Includes bibliographical references (p. -344) and index.
pt. 1. Violence. -- The O'odham -- Los Vecinos -- The Americans -- The Nn̲ēē -- pt. 2. Justice. -- pt. 3. Memory. -- The O'odham -- Los Vecinos -- The Americans -- The Nn̲ēē.

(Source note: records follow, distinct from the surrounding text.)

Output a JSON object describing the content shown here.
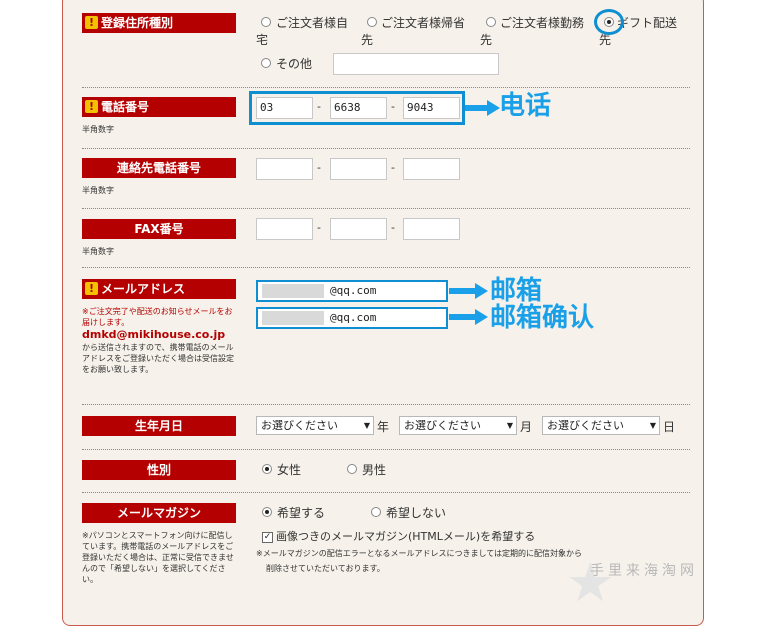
{
  "address_type": {
    "label": "登録住所種別",
    "required_mark": "!",
    "options": [
      {
        "line1": "ご注文者様自",
        "line2": "宅",
        "selected": false
      },
      {
        "line1": "ご注文者様帰省",
        "line2": "先",
        "selected": false
      },
      {
        "line1": "ご注文者様勤務",
        "line2": "先",
        "selected": false
      },
      {
        "line1": "ギフト配送",
        "line2": "先",
        "selected": true
      }
    ],
    "other_label": "その他",
    "other_value": ""
  },
  "phone": {
    "label": "電話番号",
    "required_mark": "!",
    "note": "半角数字",
    "parts": [
      "03",
      "6638",
      "9043"
    ],
    "separator": "-",
    "annotation": "电话"
  },
  "contact_phone": {
    "label": "連絡先電話番号",
    "note": "半角数字",
    "parts": [
      "",
      "",
      ""
    ],
    "separator": "-"
  },
  "fax": {
    "label": "FAX番号",
    "note": "半角数字",
    "parts": [
      "",
      "",
      ""
    ],
    "separator": "-"
  },
  "email": {
    "label": "メールアドレス",
    "required_mark": "!",
    "note_prefix": "※ご注文完了や配送のお知らせメールをお届けします。",
    "note_email": "dmkd@mikihouse.co.jp",
    "note_suffix": "から送信されますので、携帯電話のメールアドレスをご登録いただく場合は受信設定をお願い致します。",
    "value": "@qq.com",
    "confirm_value": "@qq.com",
    "annotation": "邮箱",
    "confirm_annotation": "邮箱确认"
  },
  "birthday": {
    "label": "生年月日",
    "placeholder": "お選びください",
    "year_unit": "年",
    "month_unit": "月",
    "day_unit": "日"
  },
  "gender": {
    "label": "性別",
    "options": [
      {
        "text": "女性",
        "selected": true
      },
      {
        "text": "男性",
        "selected": false
      }
    ]
  },
  "magazine": {
    "label": "メールマガジン",
    "options": [
      {
        "text": "希望する",
        "selected": true
      },
      {
        "text": "希望しない",
        "selected": false
      }
    ],
    "html_checkbox_label": "画像つきのメールマガジン(HTMLメール)を希望する",
    "html_checked": true,
    "left_note": "※パソコンとスマートフォン向けに配信しています。携帯電話のメールアドレスをご登録いただく場合は、正常に受信できませんので「希望しない」を選択してください。",
    "error_note_1": "※メールマガジンの配信エラーとなるメールアドレスにつきましては定期的に配信対象から",
    "error_note_2": "削除させていただいております。"
  },
  "watermark": "手里来海淘网",
  "colors": {
    "label_bg": "#b40000",
    "annotation": "#1aa0e8",
    "panel_bg": "#f6f1ea"
  }
}
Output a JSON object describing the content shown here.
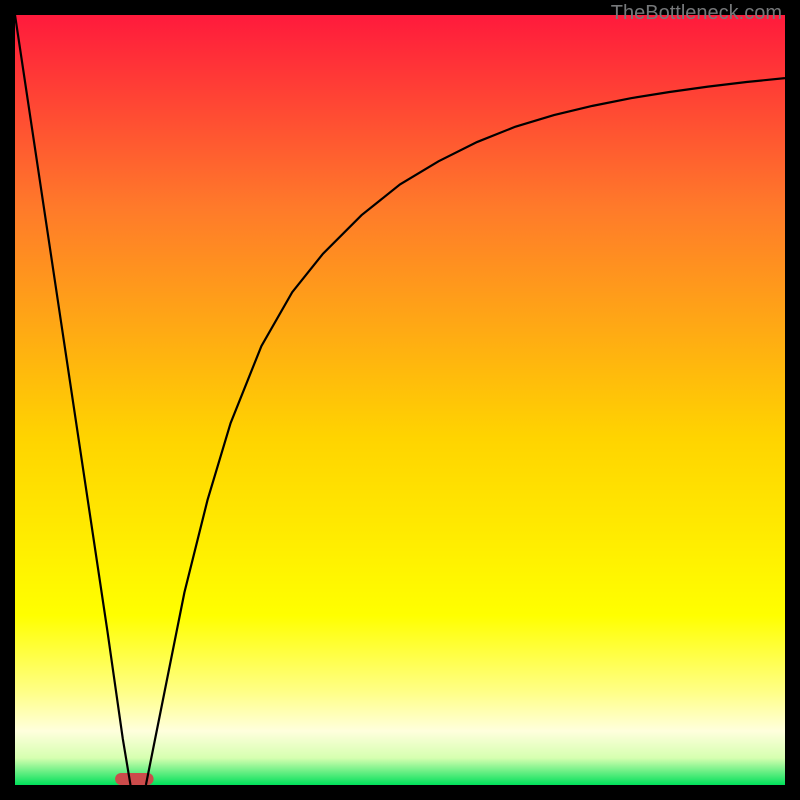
{
  "attribution": "TheBottleneck.com",
  "colors": {
    "black": "#000000",
    "gradient_top": "#ff1a3c",
    "gradient_mid1": "#ff7a2a",
    "gradient_mid2": "#ffd400",
    "gradient_mid3": "#ffff66",
    "gradient_mid4": "#ffffcc",
    "gradient_bottom": "#00e05a",
    "curve": "#000000",
    "marker": "#cc4b4b"
  },
  "chart_data": {
    "type": "line",
    "title": "",
    "xlabel": "",
    "ylabel": "",
    "xlim": [
      0,
      100
    ],
    "ylim": [
      0,
      100
    ],
    "marker": {
      "x_range": [
        13,
        18
      ],
      "y": 0,
      "color": "#cc4b4b"
    },
    "annotations": [],
    "series": [
      {
        "name": "left-branch",
        "x": [
          0,
          3,
          6,
          9,
          12,
          14,
          15
        ],
        "values": [
          100,
          80,
          60,
          40,
          20,
          6,
          0
        ]
      },
      {
        "name": "right-branch",
        "x": [
          17,
          18,
          20,
          22,
          25,
          28,
          32,
          36,
          40,
          45,
          50,
          55,
          60,
          65,
          70,
          75,
          80,
          85,
          90,
          95,
          100
        ],
        "values": [
          0,
          5,
          15,
          25,
          37,
          47,
          57,
          64,
          69,
          74,
          78,
          81,
          83.5,
          85.5,
          87,
          88.2,
          89.2,
          90,
          90.7,
          91.3,
          91.8
        ]
      }
    ],
    "gradient_stops": [
      {
        "offset": 0.0,
        "color": "#ff1a3c"
      },
      {
        "offset": 0.25,
        "color": "#ff7a2a"
      },
      {
        "offset": 0.55,
        "color": "#ffd400"
      },
      {
        "offset": 0.78,
        "color": "#ffff00"
      },
      {
        "offset": 0.88,
        "color": "#ffff88"
      },
      {
        "offset": 0.93,
        "color": "#ffffdd"
      },
      {
        "offset": 0.965,
        "color": "#d6ffb0"
      },
      {
        "offset": 1.0,
        "color": "#00e05a"
      }
    ]
  }
}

Predawn, April 30, 1871, a party of Americans, Mexicans, and Tohono O'odham Indians gathered outside an Apache camp in the Arizona borderlands. At first light they struck, murdering nearly 150 Apaches, mostly women and children, in their sleep. In its day, the atrocity, known as the Camp Grant Massacre, generated unparalleled national attention--federal investigations, heated debate in the press, and a tense criminal trial. This was the era of the United States' "peace policy" toward Indians, and the Apaches had been living on a would-be reservation, under the supposed protection of the U.S. Army. President Grant decried the act as "purely murder," but American settlers countered that the distant U.S. government had failed to protect them from Apache attacks. The massacre has since largely faded from memory. Now, drawing on oral histories, newspaper reports, and participants' accounts, author Karl Jacoby brings this horrific incident and tumultuous era to life.--From publisher description.